Outside a codec, a video is uncompressed, unprocessed, lossless, and enormous in size.
A raw, uncompressed video is perfect for storing and editing purposes but transmitting such a large video over a network is impractical.
Codecs compress a video before sending it over a network through a process of encoding. Each codec has a different method to encoding and decoding an uncompressed RAW video. Video decoders for common consumer codecs are generally baked into operating systems such as Windows, iOS, Android, etc. although that might not be the case all the time.
Mac and iPhone users were unable to stream YouTube in 4K until recently because Apple wouldn’t add a VP9 decoder to its platforms. The codec feud between Google and Apple remained unresolved until the release of macOS Big Sur and iOS 14 and came at the expense of millions of users’ experience.
Compressed RAW vs Uncompressed RAW
A raw uncompressed video is compressed using one of the available codecs before transmitting to the network and making it available across the users.
The noir backlit looks are some of the signature elements of the often very violent period drama and have helped make the BBC series an international hit.
Uncompressed RAW Encoding
The first four seasons of Peaky Blinder were shot on an ARRI camera in ARRIRAW format. ARRIRAW, unlike Apple’s ProRes RAW or Google’s VP9, is not a codec. Rather, it is a format that literally returns uncompressed, unencrypted, and uncompromised sensor data. In a conventional sense, ARRIRAW can be considered a digital version of the camera negative. Most of our favorite movies including the Snyder Cut of 2017 Justice league were shot on an ARRI camera in ARRIRAW format.
Compressed RAW Transcoding
For later seasons, however, cinematographer SI Bell shifted to Red cameras and production went into Red’s proprietary Redcode RAW format. Redcode RAW is a professional-grade, intermediate CODEC, which is intended for post-production use. Redcode RAW along with Apple’s ProRes RAW, Blackmagic RAW, Hasselblad RAW are some of the examples of compressed RAW codecs. In fact, pretty much every major camera-maker and video-editing software company has a proprietary RAW format to its credit.

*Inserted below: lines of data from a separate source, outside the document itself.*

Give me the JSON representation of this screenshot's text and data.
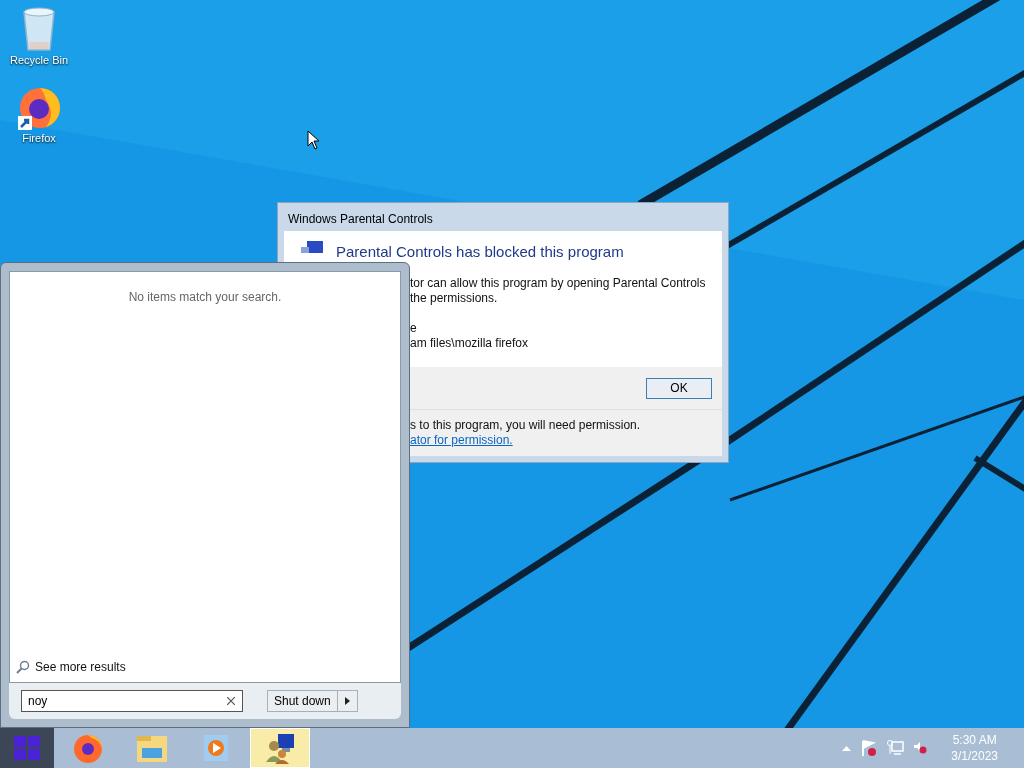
{
  "desktop_icons": [
    {
      "label": "Recycle Bin",
      "kind": "recycle"
    },
    {
      "label": "Firefox",
      "kind": "firefox"
    }
  ],
  "dialog": {
    "title": "Windows Parental Controls",
    "heading": "Parental Controls has blocked this program",
    "body_lines": [
      "tor can allow this program by opening Parental Controls",
      "the permissions."
    ],
    "detail_lines": [
      "e",
      "am files\\mozilla firefox"
    ],
    "ok_button": "OK",
    "footer_text": "s to this program, you will need permission.",
    "footer_link": "ator for permission."
  },
  "start_menu": {
    "message": "No items match your search.",
    "see_more": "See more results",
    "search": {
      "value": "noy"
    },
    "shutdown_button": "Shut down"
  },
  "taskbar": {
    "items": [
      {
        "kind": "firefox",
        "selected": false
      },
      {
        "kind": "explorer",
        "selected": false
      },
      {
        "kind": "media",
        "selected": false
      },
      {
        "kind": "parental",
        "selected": true
      }
    ],
    "clock": {
      "time": "5:30 AM",
      "date": "3/1/2023"
    }
  }
}
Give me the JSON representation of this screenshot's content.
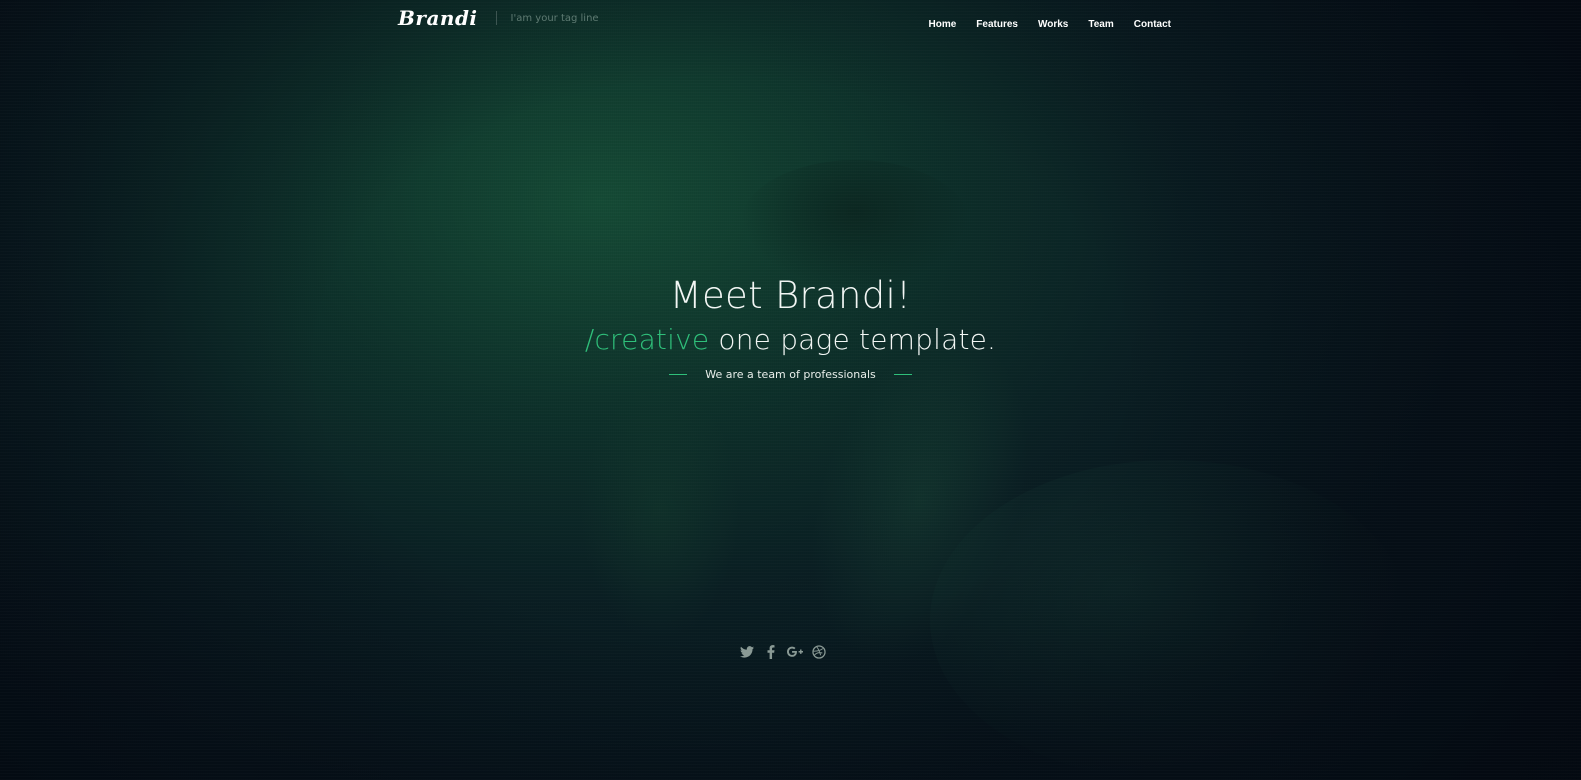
{
  "brand": {
    "logo": "Brandi",
    "tagline": "I'am your tag line"
  },
  "nav": {
    "items": [
      {
        "label": "Home"
      },
      {
        "label": "Features"
      },
      {
        "label": "Works"
      },
      {
        "label": "Team"
      },
      {
        "label": "Contact"
      }
    ]
  },
  "hero": {
    "title": "Meet Brandi!",
    "subtitle_accent": "/creative",
    "subtitle_rest": " one page template.",
    "lead": "We are a team of professionals"
  },
  "social": {
    "icons": [
      "twitter-icon",
      "facebook-icon",
      "google-plus-icon",
      "dribbble-icon"
    ]
  },
  "colors": {
    "accent": "#2fbf7a",
    "text": "#f2f6f4",
    "icon": "#8a9a95",
    "background": "#0e2e28"
  }
}
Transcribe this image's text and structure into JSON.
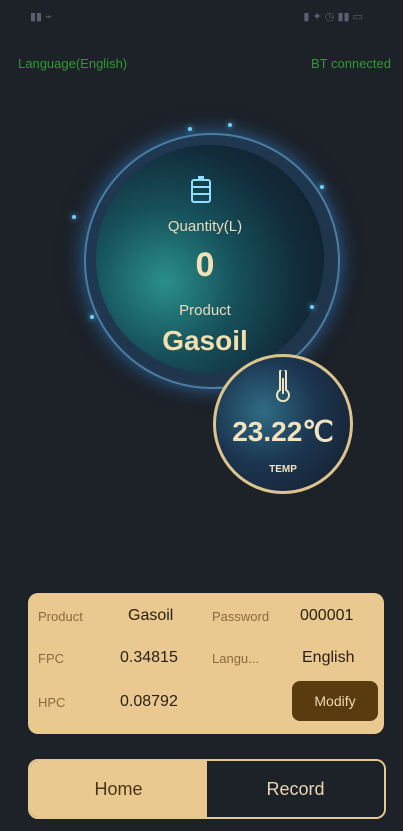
{
  "app": {
    "language_link": "Language(English)",
    "bt_status": "BT connected"
  },
  "dashboard": {
    "quantity_label": "Quantity(L)",
    "quantity_value": "0",
    "product_label": "Product",
    "product_value": "Gasoil",
    "temperature_value": "23.22℃",
    "temperature_label": "TEMP"
  },
  "info": {
    "product_label": "Product",
    "product_value": "Gasoil",
    "password_label": "Password",
    "password_value": "000001",
    "fpc_label": "FPC",
    "fpc_value": "0.34815",
    "language_label": "Langu...",
    "language_value": "English",
    "hpc_label": "HPC",
    "hpc_value": "0.08792",
    "modify_label": "Modify"
  },
  "nav": {
    "home_label": "Home",
    "record_label": "Record"
  },
  "colors": {
    "background": "#1d2128",
    "accent": "#e9c98f",
    "status_green": "#2e9a2e"
  }
}
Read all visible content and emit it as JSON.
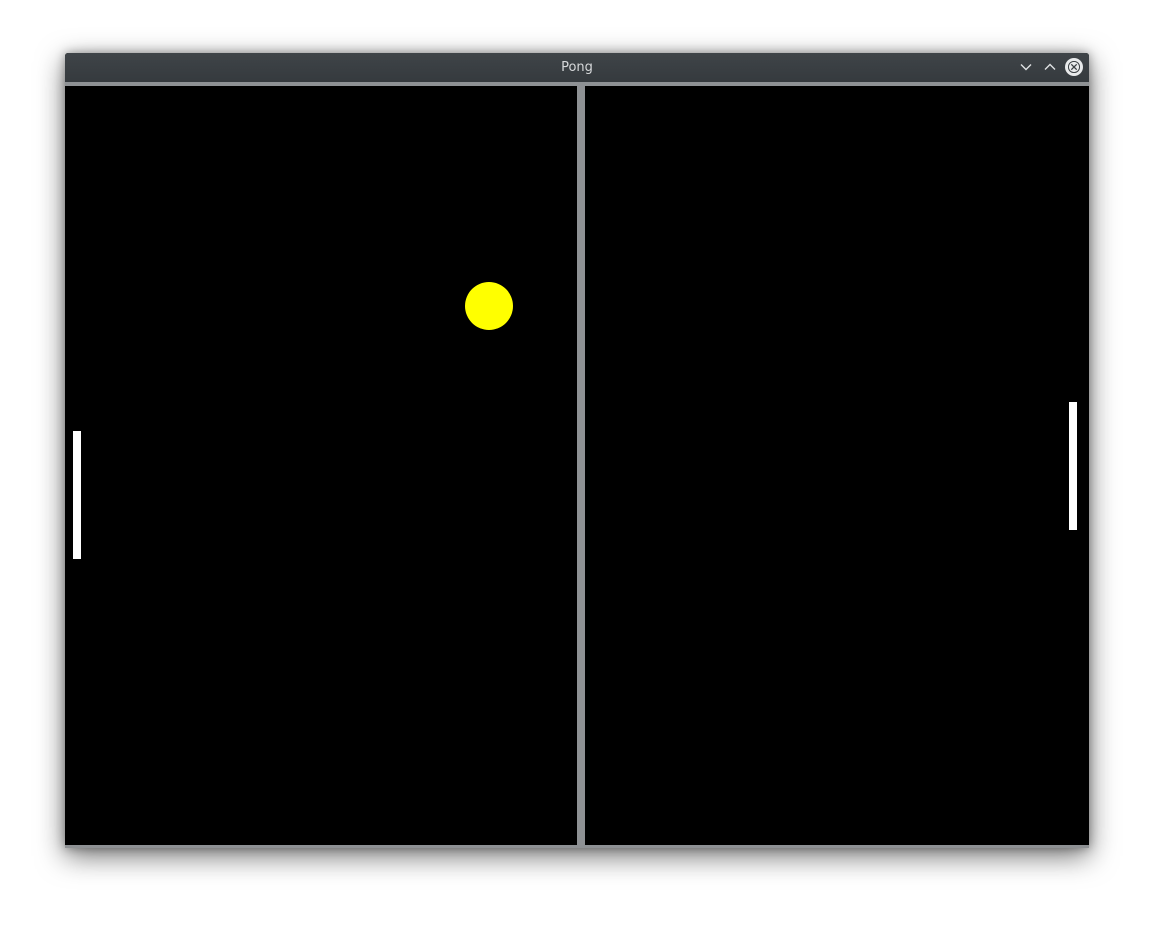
{
  "window": {
    "title": "Pong",
    "buttons": {
      "minimize_icon": "chevron-down-icon",
      "maximize_icon": "chevron-up-icon",
      "close_icon": "close-icon"
    }
  },
  "game": {
    "background_color": "#000000",
    "net_color": "#8e9194",
    "paddle_color": "#ffffff",
    "ball_color": "#ffff00"
  }
}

The tradeoff between professional and consumer codecs
Professional codecs, while doing a great job for post-production, aren’t intended for end-users consumption. Professional codes need specialized software to run, and the encoded video are comparatively huge in size to transmit over a network, making them impractical for streaming partners or P2P transfers. Therefore, videos in professional codecs are transcoded to consumer codes such as H264 or MPEG4 before transmission.
When Warner Bros picked HBO Max to release the Snyder’s Cut of Justice League, the team at HBO had to encode the movie from ARRIRAW to tens of consumer codecs to support every device and browser HBO Max is available on, including Apple iPhones and Google Chrome.
To give you an idea, an HD movie in uncompressed RAW format could go more than a Terabyte in size.
It was a huge task for the team to retain the quality of the theatric masterpiece in 4:3 aspect ratio on our small screens. Consumer codecs have a considerably higher compression ratio than professional codecs, but they are essential for consistent delivery of video content over streaming and P2P channels.
Compressed RAW codec is smaller in size and faster to transcode
However, for the fifth season of Peaky Blinders, Netflix did not have to encode the uncompressed video since it was shot in Redcode RAW, which is a compressed RAW codec itself. Rather the team just had to transcode the video from a professional codec to various consumer codecs such as H265, MPEG4 upon user requests. Video transcoding is a simpler and less time-consuming job than encoding. Therefore, video content intended for small screens is shot in one of the professional RAW codecs rather than uncompressed RAW.
The anatomy of video transcoding from server to client
Every time you’re converting a movie from H264 to MPEG4 or exporting a Hasselblad RAW footage to HEVC, you’re running a transcoding job. In a post-streaming world, however, transcoding is more about compressing video files till the point they start showing a significant quality loss. A smaller video file is easier on streaming platforms’ data centers and end-users limited bandwidth.